* WORK INSTRUCTION: Every line containing the string "data" is to be copied from the records.

* INPUT:

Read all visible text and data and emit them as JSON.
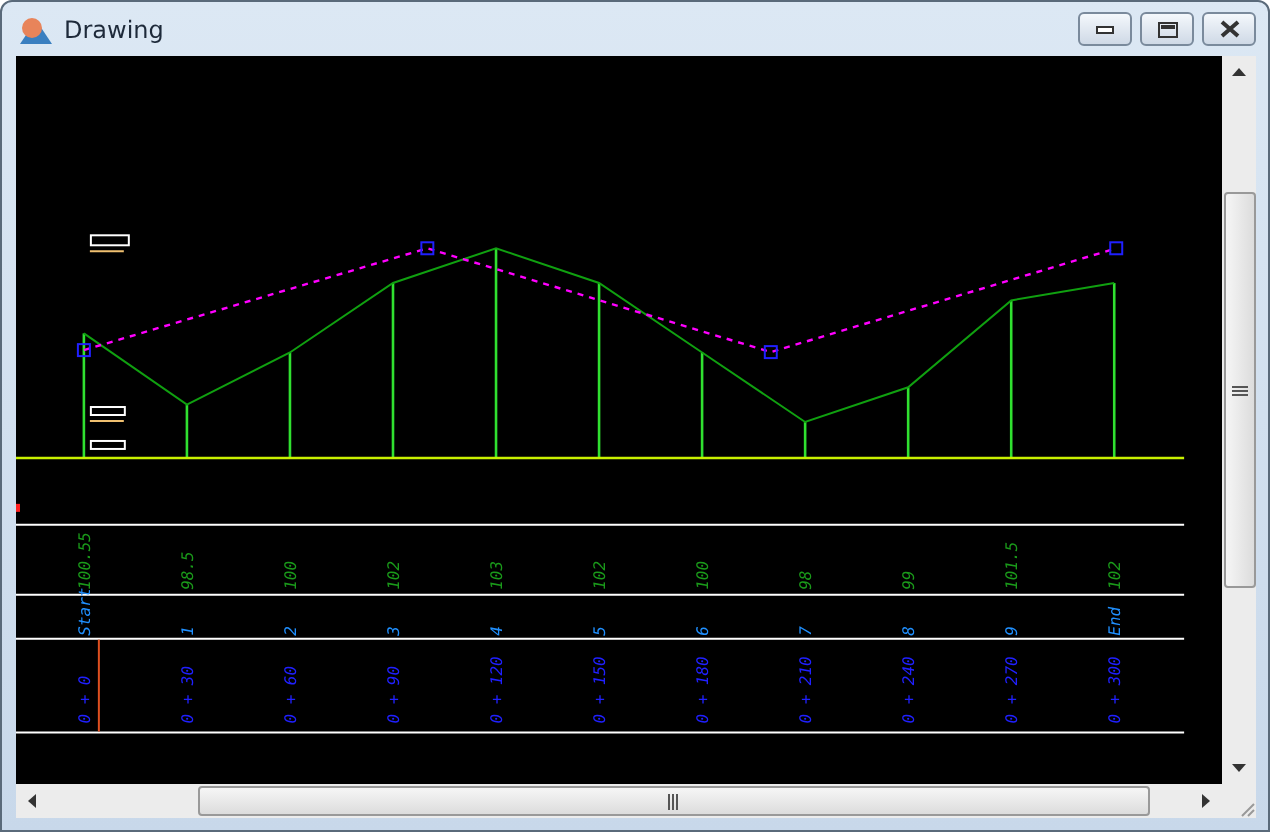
{
  "window": {
    "title": "Drawing"
  },
  "stations": [
    {
      "elevation": "100.55",
      "point": "Start",
      "chainage": "0 + 0"
    },
    {
      "elevation": "98.5",
      "point": "1",
      "chainage": "0 + 30"
    },
    {
      "elevation": "100",
      "point": "2",
      "chainage": "0 + 60"
    },
    {
      "elevation": "102",
      "point": "3",
      "chainage": "0 + 90"
    },
    {
      "elevation": "103",
      "point": "4",
      "chainage": "0 + 120"
    },
    {
      "elevation": "102",
      "point": "5",
      "chainage": "0 + 150"
    },
    {
      "elevation": "100",
      "point": "6",
      "chainage": "0 + 180"
    },
    {
      "elevation": "98",
      "point": "7",
      "chainage": "0 + 210"
    },
    {
      "elevation": "99",
      "point": "8",
      "chainage": "0 + 240"
    },
    {
      "elevation": "101.5",
      "point": "9",
      "chainage": "0 + 270"
    },
    {
      "elevation": "102",
      "point": "End",
      "chainage": "0 + 300"
    }
  ]
}
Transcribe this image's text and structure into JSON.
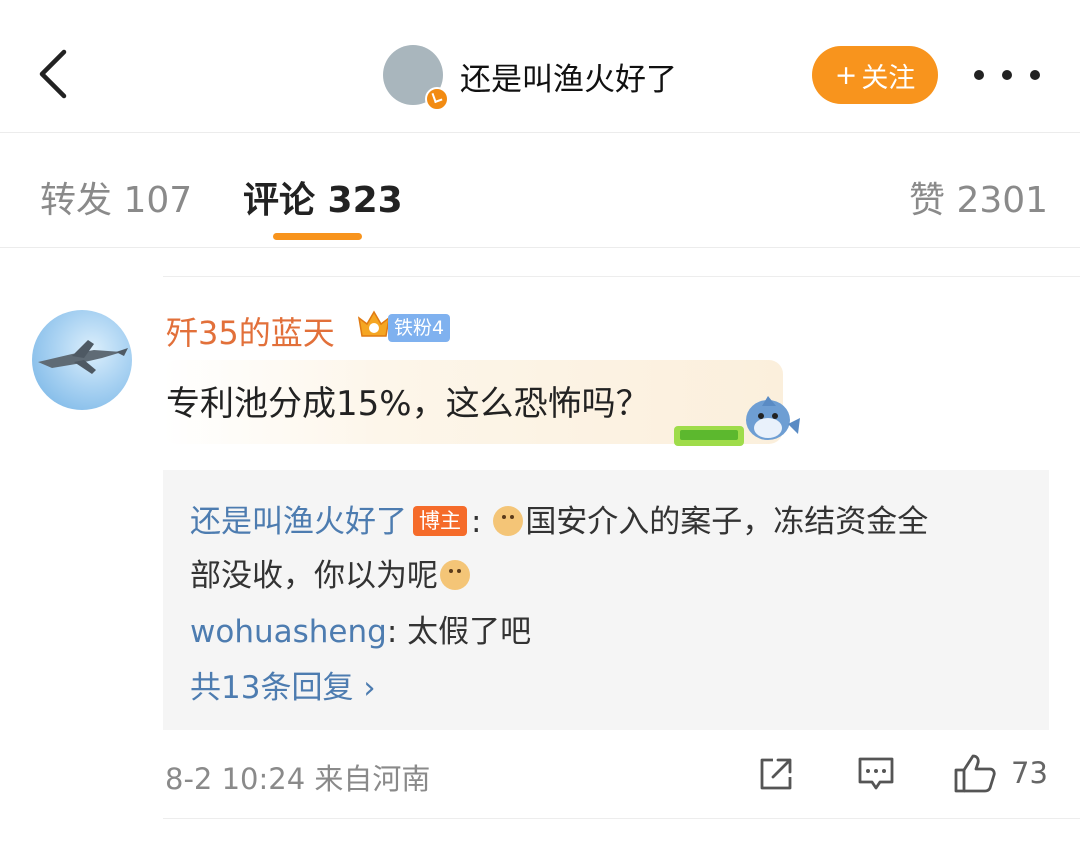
{
  "header": {
    "username": "还是叫渔火好了",
    "follow_label": "关注",
    "follow_plus": "+"
  },
  "tabs": [
    {
      "label": "转发 107"
    },
    {
      "label": "评论 323"
    },
    {
      "label": "赞 2301"
    }
  ],
  "comment": {
    "author": "歼35的蓝天",
    "fan_badge": "铁粉4",
    "text": "专利池分成15%，这么恐怖吗？",
    "replies": {
      "first_author": "还是叫渔火好了",
      "owner_badge": "博主",
      "first_text_a": "国安介入的案子，冻结资金全",
      "first_text_b": "部没收，你以为呢",
      "second_author": "wohuasheng",
      "second_text": ": 太假了吧",
      "more_label": "共13条回复 ›"
    },
    "meta": "8-2 10:24  来自河南",
    "likes": "73"
  },
  "colors": {
    "accent": "#f8941d",
    "link": "#4d7cb0",
    "author": "#e2703a"
  }
}
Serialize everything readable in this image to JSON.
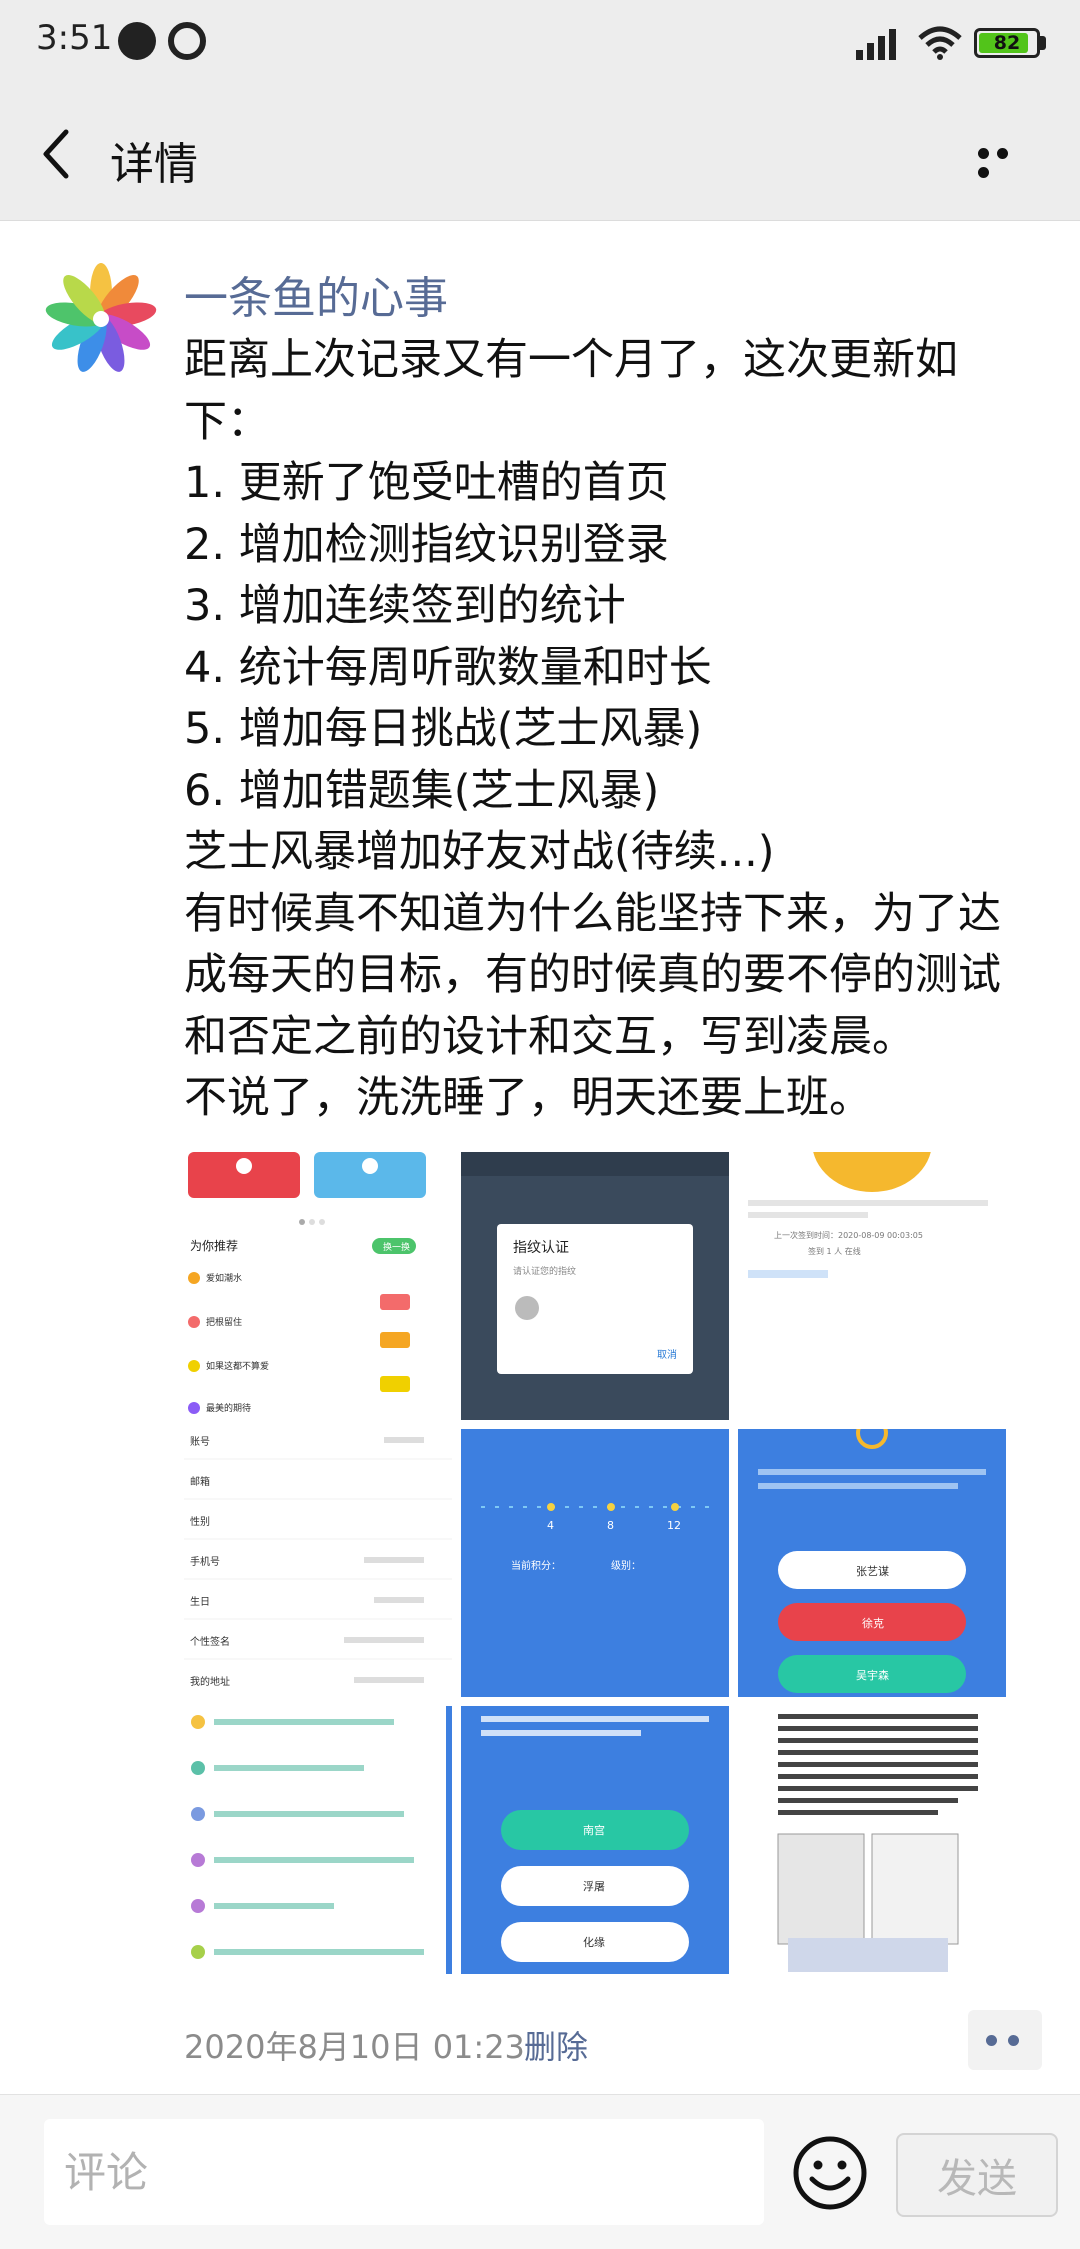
{
  "status_bar": {
    "time": "3:51",
    "battery": "82",
    "battery_level": 0.82,
    "icons": [
      "paper-plane-icon",
      "sync-icon",
      "signal-icon",
      "wifi-icon",
      "battery-icon"
    ]
  },
  "nav": {
    "title": "详情",
    "back_icon": "chevron-left-icon",
    "more_icon": "more-dots-icon"
  },
  "post": {
    "author": "一条鱼的心事",
    "lines": [
      "距离上次记录又有一个月了，这次更新如",
      "下：",
      "1. 更新了饱受吐槽的首页",
      "2. 增加检测指纹识别登录",
      "3. 增加连续签到的统计",
      "4. 统计每周听歌数量和时长",
      "5. 增加每日挑战(芝士风暴)",
      "6. 增加错题集(芝士风暴)",
      "芝士风暴增加好友对战(待续...)",
      "有时候真不知道为什么能坚持下来，为了达",
      "成每天的目标，有的时候真的要不停的测试",
      "和否定之前的设计和交互，写到凌晨。",
      "不说了，洗洗睡了，明天还要上班。"
    ],
    "timestamp": "2020年8月10日 01:23",
    "delete_label": "删除"
  },
  "images": [
    {
      "name": "app-home-screenshot",
      "texts": [
        "为你推荐",
        "换一换",
        "爱如潮水",
        "把根留住",
        "如果这都不算爱",
        "最美的期待"
      ]
    },
    {
      "name": "fingerprint-dialog-screenshot",
      "texts": [
        "指纹认证",
        "请认证您的指纹",
        "取消"
      ]
    },
    {
      "name": "signin-location-screenshot",
      "texts": [
        "上一次签到时间：2020-08-09 00:03:05",
        "签到 1 人 在线"
      ]
    },
    {
      "name": "profile-settings-screenshot",
      "texts": [
        "账号",
        "邮箱",
        "性别",
        "手机号",
        "生日",
        "个性签名",
        "我的地址"
      ]
    },
    {
      "name": "weekly-stats-screenshot",
      "texts": [
        "4",
        "8",
        "12",
        "当前积分：",
        "级别："
      ]
    },
    {
      "name": "daily-challenge-screenshot",
      "texts": [
        "张艺谋",
        "徐克",
        "吴宇森"
      ]
    },
    {
      "name": "wrong-answers-screenshot",
      "texts": []
    },
    {
      "name": "friend-battle-screenshot",
      "texts": [
        "南宫",
        "浮屠",
        "化缘"
      ]
    },
    {
      "name": "code-article-screenshot",
      "texts": []
    }
  ],
  "input_bar": {
    "placeholder": "评论",
    "send_label": "发送",
    "emoji_icon": "emoji-smile-icon"
  },
  "colors": {
    "link": "#576b95",
    "bar_bg": "#ededed",
    "battery_green": "#52c41a"
  }
}
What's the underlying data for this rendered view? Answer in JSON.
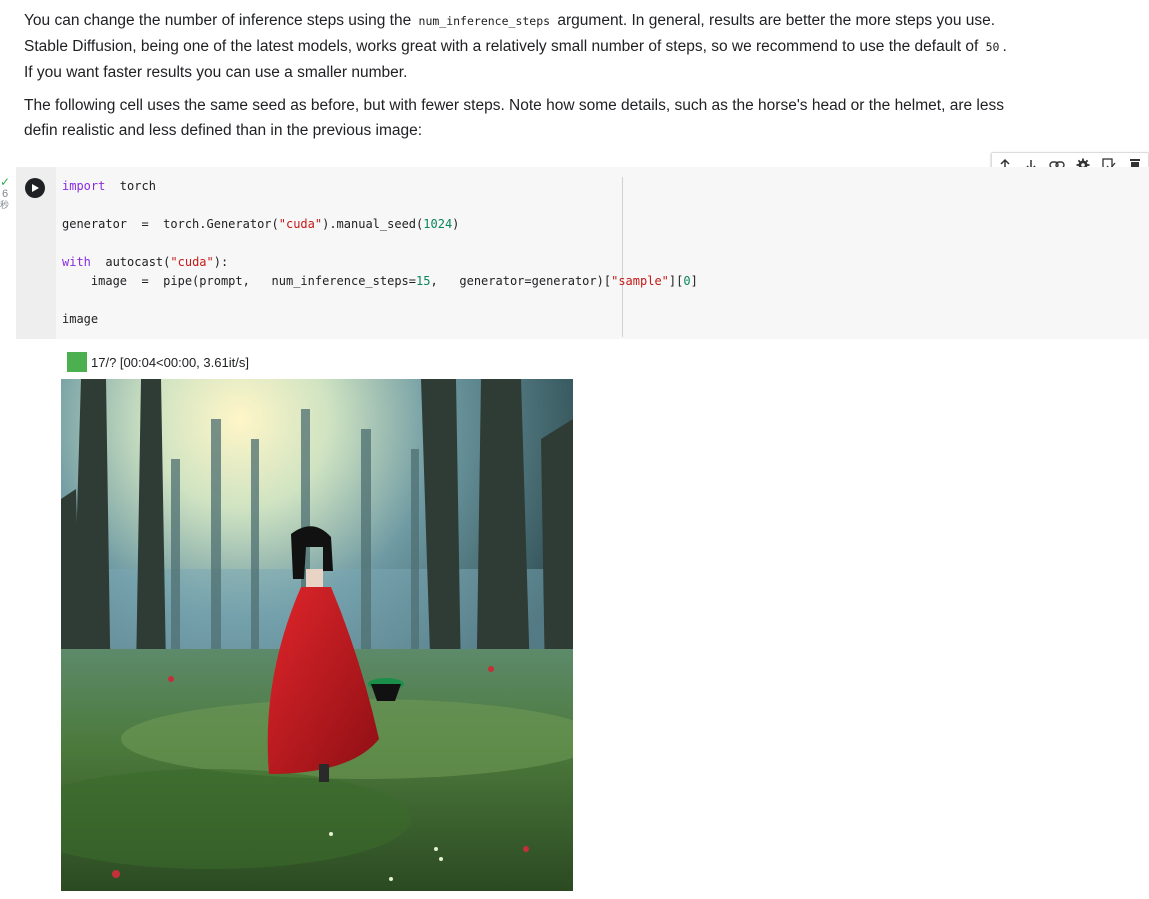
{
  "markdown": {
    "p1_part1": "You can change the number of inference steps using the ",
    "p1_code": "num_inference_steps",
    "p1_part2": " argument. In general, results are better the more steps you use.",
    "p1_line2": "Stable Diffusion, being one of the latest models, works great with a relatively small number of steps, so we recommend to use the default of ",
    "p1_code2": "50",
    "p1_line2_end": ".",
    "p1_line3": "If you want faster results you can use a smaller number.",
    "p2_line1": "The following cell uses the same seed as before, but with fewer steps. Note how some details, such as the horse's head or the helmet, are less",
    "p2_line2": "defin realistic and less defined than in the previous image:"
  },
  "toolbar": {
    "items": [
      {
        "icon": "arrow-up-icon",
        "glyph": "↑"
      },
      {
        "icon": "arrow-down-icon",
        "glyph": "↓"
      },
      {
        "icon": "link-icon",
        "glyph": "⊖"
      },
      {
        "icon": "gear-icon",
        "glyph": "✲"
      },
      {
        "icon": "mirror-cell-icon",
        "glyph": "⧉"
      },
      {
        "icon": "trash-icon",
        "glyph": "▮"
      }
    ]
  },
  "cell": {
    "status_icon": "check-icon",
    "exec_count": "6",
    "exec_time": "秒",
    "code": {
      "l1_kw": "import",
      "l1_rest": "  torch",
      "l3": "generator  =  torch.Generator(",
      "l3_str": "\"cuda\"",
      "l3_mid": ").manual_seed(",
      "l3_num": "1024",
      "l3_end": ")",
      "l5_kw": "with",
      "l5_rest": "  autocast(",
      "l5_str": "\"cuda\"",
      "l5_end": "):",
      "l6_a": "    image  =  pipe(prompt,   num_inference_steps=",
      "l6_num": "15",
      "l6_b": ",   generator=generator)[",
      "l6_str": "\"sample\"",
      "l6_c": "][",
      "l6_num2": "0",
      "l6_d": "]",
      "l8": "image"
    }
  },
  "output": {
    "progress_fraction": 1.0,
    "progress_text": "17/? [00:04<00:00, 3.61it/s]",
    "image_description_icon": "generated-image",
    "colors": {
      "progress": "#4caf50",
      "cape": "#c8161d",
      "forest": "#3f6b3a"
    }
  }
}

* RESPONSE BELOW:
Read all visible text and data and emit them as JSON.
What's the underlying data for this rendered view? Answer in JSON.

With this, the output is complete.